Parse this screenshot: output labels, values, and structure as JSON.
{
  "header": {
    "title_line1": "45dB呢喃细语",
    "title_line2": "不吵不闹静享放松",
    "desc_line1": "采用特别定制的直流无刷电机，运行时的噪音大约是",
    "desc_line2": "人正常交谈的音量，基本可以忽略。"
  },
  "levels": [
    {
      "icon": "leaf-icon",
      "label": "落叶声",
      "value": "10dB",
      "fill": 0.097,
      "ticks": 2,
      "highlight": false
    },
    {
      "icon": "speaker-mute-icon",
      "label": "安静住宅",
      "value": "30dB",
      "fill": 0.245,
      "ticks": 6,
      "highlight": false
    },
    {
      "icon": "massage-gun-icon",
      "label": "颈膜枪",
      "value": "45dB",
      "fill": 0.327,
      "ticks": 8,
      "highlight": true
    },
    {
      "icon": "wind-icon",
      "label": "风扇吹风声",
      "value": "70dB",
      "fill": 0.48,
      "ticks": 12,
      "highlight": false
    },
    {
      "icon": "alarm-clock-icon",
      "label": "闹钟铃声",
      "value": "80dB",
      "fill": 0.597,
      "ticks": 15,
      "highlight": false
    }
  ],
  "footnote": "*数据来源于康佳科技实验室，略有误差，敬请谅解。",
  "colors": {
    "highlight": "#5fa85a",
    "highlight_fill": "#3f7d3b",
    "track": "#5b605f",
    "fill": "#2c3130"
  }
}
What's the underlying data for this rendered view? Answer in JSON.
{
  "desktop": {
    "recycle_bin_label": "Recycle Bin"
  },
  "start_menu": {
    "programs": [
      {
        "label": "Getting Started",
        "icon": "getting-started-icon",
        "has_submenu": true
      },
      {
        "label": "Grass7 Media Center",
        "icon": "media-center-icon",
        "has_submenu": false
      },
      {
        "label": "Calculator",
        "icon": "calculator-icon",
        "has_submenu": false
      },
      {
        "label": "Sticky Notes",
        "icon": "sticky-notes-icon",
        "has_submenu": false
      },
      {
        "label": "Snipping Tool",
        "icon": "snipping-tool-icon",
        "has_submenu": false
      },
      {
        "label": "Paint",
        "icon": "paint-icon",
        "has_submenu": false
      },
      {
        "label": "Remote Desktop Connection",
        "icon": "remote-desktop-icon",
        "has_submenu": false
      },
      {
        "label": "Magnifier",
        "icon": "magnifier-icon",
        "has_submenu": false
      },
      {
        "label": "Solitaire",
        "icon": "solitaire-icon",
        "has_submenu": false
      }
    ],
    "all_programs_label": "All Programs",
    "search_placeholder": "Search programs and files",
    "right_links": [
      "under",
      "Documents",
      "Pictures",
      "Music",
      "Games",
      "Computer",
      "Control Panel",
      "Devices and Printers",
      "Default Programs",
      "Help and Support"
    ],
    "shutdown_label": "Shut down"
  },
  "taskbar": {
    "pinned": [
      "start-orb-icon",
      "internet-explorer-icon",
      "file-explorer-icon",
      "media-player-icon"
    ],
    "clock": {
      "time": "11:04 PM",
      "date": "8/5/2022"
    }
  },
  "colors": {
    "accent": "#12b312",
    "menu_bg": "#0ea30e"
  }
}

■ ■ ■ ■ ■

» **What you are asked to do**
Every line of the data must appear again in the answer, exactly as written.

» **Finished task**
Parse this screenshot: output labels, values, and structure as JSON.
{
  "header": {
    "title_line1": "45dB呢喃细语",
    "title_line2": "不吵不闹静享放松",
    "desc_line1": "采用特别定制的直流无刷电机，运行时的噪音大约是",
    "desc_line2": "人正常交谈的音量，基本可以忽略。"
  },
  "levels": [
    {
      "icon": "leaf-icon",
      "label": "落叶声",
      "value": "10dB",
      "fill": 0.097,
      "ticks": 2,
      "highlight": false
    },
    {
      "icon": "speaker-mute-icon",
      "label": "安静住宅",
      "value": "30dB",
      "fill": 0.245,
      "ticks": 6,
      "highlight": false
    },
    {
      "icon": "massage-gun-icon",
      "label": "颈膜枪",
      "value": "45dB",
      "fill": 0.327,
      "ticks": 8,
      "highlight": true
    },
    {
      "icon": "wind-icon",
      "label": "风扇吹风声",
      "value": "70dB",
      "fill": 0.48,
      "ticks": 12,
      "highlight": false
    },
    {
      "icon": "alarm-clock-icon",
      "label": "闹钟铃声",
      "value": "80dB",
      "fill": 0.597,
      "ticks": 15,
      "highlight": false
    }
  ],
  "footnote": "*数据来源于康佳科技实验室，略有误差，敬请谅解。",
  "colors": {
    "highlight": "#5fa85a",
    "highlight_fill": "#3f7d3b",
    "track": "#5b605f",
    "fill": "#2c3130"
  }
}
What's the underlying data for this rendered view? Answer in JSON.
{
  "desktop": {
    "recycle_bin_label": "Recycle Bin"
  },
  "start_menu": {
    "programs": [
      {
        "label": "Getting Started",
        "icon": "getting-started-icon",
        "has_submenu": true
      },
      {
        "label": "Grass7 Media Center",
        "icon": "media-center-icon",
        "has_submenu": false
      },
      {
        "label": "Calculator",
        "icon": "calculator-icon",
        "has_submenu": false
      },
      {
        "label": "Sticky Notes",
        "icon": "sticky-notes-icon",
        "has_submenu": false
      },
      {
        "label": "Snipping Tool",
        "icon": "snipping-tool-icon",
        "has_submenu": false
      },
      {
        "label": "Paint",
        "icon": "paint-icon",
        "has_submenu": false
      },
      {
        "label": "Remote Desktop Connection",
        "icon": "remote-desktop-icon",
        "has_submenu": false
      },
      {
        "label": "Magnifier",
        "icon": "magnifier-icon",
        "has_submenu": false
      },
      {
        "label": "Solitaire",
        "icon": "solitaire-icon",
        "has_submenu": false
      }
    ],
    "all_programs_label": "All Programs",
    "search_placeholder": "Search programs and files",
    "right_links": [
      "under",
      "Documents",
      "Pictures",
      "Music",
      "Games",
      "Computer",
      "Control Panel",
      "Devices and Printers",
      "Default Programs",
      "Help and Support"
    ],
    "shutdown_label": "Shut down"
  },
  "taskbar": {
    "pinned": [
      "start-orb-icon",
      "internet-explorer-icon",
      "file-explorer-icon",
      "media-player-icon"
    ],
    "clock": {
      "time": "11:04 PM",
      "date": "8/5/2022"
    }
  },
  "colors": {
    "accent": "#12b312",
    "menu_bg": "#0ea30e"
  }
}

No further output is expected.